--- START ---
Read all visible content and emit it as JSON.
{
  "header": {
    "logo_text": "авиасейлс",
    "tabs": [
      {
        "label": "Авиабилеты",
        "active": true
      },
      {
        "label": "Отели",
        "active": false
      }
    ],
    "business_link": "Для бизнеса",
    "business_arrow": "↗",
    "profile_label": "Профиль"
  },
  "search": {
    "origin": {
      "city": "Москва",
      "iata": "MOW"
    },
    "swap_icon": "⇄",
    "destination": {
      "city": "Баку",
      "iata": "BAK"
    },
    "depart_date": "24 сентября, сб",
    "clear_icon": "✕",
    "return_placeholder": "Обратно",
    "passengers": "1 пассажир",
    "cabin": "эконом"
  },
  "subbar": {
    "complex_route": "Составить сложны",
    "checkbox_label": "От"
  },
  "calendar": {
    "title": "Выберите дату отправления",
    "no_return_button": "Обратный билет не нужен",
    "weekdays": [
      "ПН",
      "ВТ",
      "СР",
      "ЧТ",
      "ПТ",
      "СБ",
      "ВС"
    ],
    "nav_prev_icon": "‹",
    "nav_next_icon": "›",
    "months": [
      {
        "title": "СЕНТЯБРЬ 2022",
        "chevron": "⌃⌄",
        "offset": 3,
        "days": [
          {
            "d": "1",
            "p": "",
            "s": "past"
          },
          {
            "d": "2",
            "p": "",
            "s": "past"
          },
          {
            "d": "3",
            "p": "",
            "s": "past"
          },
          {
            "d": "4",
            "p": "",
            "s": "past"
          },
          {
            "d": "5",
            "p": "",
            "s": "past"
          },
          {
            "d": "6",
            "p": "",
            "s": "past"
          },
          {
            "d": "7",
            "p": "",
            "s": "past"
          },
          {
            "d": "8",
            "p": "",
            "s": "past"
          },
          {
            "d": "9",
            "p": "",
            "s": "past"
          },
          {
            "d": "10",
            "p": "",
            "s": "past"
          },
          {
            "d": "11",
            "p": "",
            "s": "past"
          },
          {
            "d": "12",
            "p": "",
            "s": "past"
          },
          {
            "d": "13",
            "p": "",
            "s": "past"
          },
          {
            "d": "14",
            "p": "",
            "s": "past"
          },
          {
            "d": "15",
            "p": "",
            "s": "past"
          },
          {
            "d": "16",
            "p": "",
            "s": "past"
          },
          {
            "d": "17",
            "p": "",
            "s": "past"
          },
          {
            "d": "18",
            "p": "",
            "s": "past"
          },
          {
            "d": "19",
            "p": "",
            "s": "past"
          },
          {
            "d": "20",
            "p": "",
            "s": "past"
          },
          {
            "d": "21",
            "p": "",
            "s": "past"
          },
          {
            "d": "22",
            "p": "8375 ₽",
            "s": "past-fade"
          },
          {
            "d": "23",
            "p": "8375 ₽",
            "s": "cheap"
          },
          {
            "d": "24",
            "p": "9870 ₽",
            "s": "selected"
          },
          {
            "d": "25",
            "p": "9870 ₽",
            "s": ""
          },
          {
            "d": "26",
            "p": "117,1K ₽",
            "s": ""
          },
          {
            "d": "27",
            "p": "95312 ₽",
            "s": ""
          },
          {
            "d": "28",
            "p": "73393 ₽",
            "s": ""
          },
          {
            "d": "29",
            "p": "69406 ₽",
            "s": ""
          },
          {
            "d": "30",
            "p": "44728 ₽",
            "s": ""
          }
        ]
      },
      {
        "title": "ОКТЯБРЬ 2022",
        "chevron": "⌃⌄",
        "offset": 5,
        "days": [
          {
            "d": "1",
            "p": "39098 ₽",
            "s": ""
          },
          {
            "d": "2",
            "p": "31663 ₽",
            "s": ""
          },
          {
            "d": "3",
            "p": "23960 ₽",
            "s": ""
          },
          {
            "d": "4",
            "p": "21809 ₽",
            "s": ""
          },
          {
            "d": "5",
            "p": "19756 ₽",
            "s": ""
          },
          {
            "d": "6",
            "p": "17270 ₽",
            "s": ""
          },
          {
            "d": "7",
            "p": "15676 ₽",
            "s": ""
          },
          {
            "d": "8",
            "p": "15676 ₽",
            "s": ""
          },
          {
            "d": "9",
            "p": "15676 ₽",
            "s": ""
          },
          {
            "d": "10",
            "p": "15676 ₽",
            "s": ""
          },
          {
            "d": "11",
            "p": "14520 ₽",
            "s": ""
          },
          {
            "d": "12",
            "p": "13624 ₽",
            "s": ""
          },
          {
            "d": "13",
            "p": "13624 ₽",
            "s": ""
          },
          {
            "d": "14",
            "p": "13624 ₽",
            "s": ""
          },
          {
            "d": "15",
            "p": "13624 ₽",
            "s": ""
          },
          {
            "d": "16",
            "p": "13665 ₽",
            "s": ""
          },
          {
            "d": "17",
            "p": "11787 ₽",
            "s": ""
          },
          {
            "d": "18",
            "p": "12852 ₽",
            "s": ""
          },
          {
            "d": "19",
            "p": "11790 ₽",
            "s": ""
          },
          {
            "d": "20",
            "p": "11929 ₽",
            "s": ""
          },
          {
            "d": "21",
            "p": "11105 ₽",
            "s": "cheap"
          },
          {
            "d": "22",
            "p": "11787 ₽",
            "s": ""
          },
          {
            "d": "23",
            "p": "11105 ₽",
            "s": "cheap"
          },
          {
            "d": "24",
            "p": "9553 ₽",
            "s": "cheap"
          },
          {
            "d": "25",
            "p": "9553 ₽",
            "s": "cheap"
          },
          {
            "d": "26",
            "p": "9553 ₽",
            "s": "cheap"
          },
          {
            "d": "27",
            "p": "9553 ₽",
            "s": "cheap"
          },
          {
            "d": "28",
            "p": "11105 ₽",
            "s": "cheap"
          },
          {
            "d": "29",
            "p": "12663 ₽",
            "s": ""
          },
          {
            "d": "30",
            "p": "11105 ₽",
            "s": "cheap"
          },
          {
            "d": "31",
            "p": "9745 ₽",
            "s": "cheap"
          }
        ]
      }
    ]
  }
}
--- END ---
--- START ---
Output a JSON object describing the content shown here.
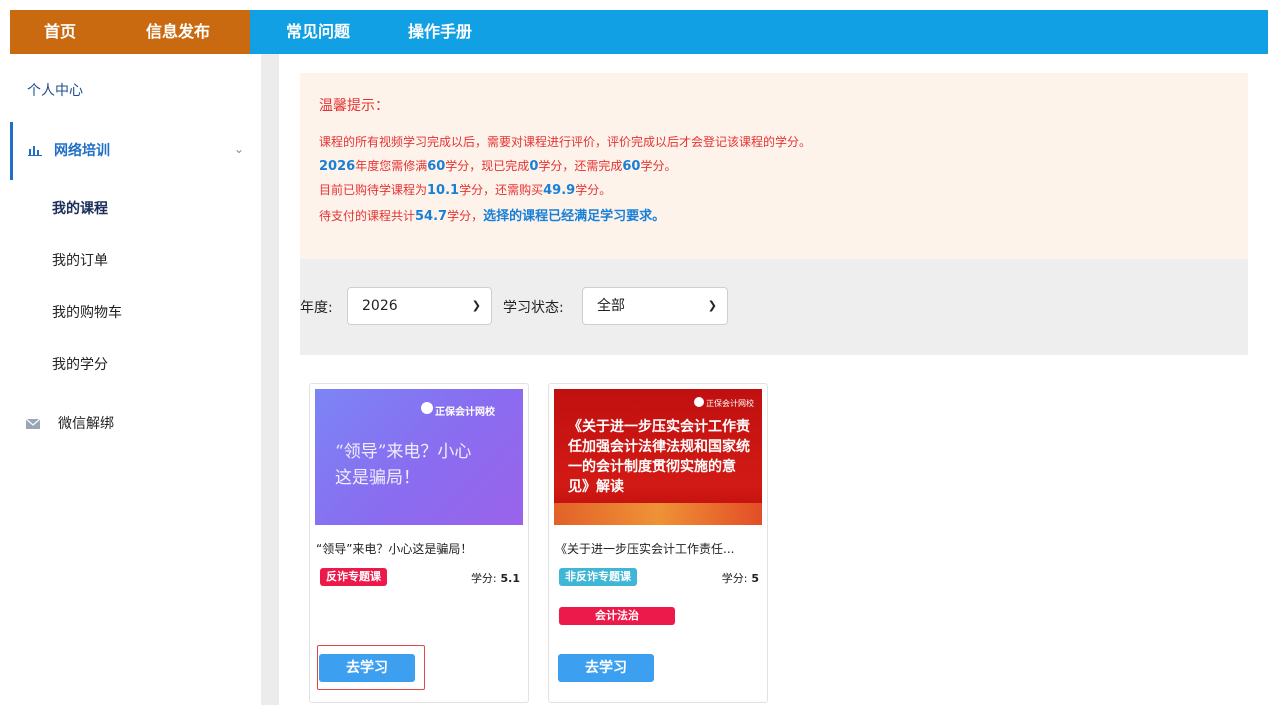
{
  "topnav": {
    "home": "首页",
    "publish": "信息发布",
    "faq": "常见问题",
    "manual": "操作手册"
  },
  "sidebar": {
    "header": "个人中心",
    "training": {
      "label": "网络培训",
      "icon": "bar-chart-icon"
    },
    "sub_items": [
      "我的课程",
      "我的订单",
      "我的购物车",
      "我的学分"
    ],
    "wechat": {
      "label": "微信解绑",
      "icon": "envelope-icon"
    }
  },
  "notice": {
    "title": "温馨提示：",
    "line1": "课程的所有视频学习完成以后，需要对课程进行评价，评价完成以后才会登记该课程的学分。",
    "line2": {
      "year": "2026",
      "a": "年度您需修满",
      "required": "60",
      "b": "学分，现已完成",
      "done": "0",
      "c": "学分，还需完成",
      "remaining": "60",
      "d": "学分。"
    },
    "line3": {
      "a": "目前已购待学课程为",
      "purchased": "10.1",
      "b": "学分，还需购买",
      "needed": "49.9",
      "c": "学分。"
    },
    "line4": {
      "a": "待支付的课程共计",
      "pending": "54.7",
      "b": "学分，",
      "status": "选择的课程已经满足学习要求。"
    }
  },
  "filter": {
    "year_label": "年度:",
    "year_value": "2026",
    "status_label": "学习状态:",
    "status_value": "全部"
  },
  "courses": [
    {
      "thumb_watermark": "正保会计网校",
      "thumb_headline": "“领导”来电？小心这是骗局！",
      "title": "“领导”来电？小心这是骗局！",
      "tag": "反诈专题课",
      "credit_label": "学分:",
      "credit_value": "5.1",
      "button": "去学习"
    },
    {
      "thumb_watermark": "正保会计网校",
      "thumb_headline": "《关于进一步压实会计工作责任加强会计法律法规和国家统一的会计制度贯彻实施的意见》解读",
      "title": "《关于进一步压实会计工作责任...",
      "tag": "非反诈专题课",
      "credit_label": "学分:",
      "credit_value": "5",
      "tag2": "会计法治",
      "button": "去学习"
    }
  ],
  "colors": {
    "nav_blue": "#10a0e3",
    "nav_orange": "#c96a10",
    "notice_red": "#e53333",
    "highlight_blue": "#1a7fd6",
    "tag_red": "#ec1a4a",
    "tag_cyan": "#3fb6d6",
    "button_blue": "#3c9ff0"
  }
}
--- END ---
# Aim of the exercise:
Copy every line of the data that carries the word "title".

# Reply to the task:
    "title": "Выберите дату отправления",
        "title": "СЕНТЯБРЬ 2022",
        "title": "ОКТЯБРЬ 2022",
    "title": "温馨提示：",
      "title": "“领导”来电？小心这是骗局！",
      "title": "《关于进一步压实会计工作责任...",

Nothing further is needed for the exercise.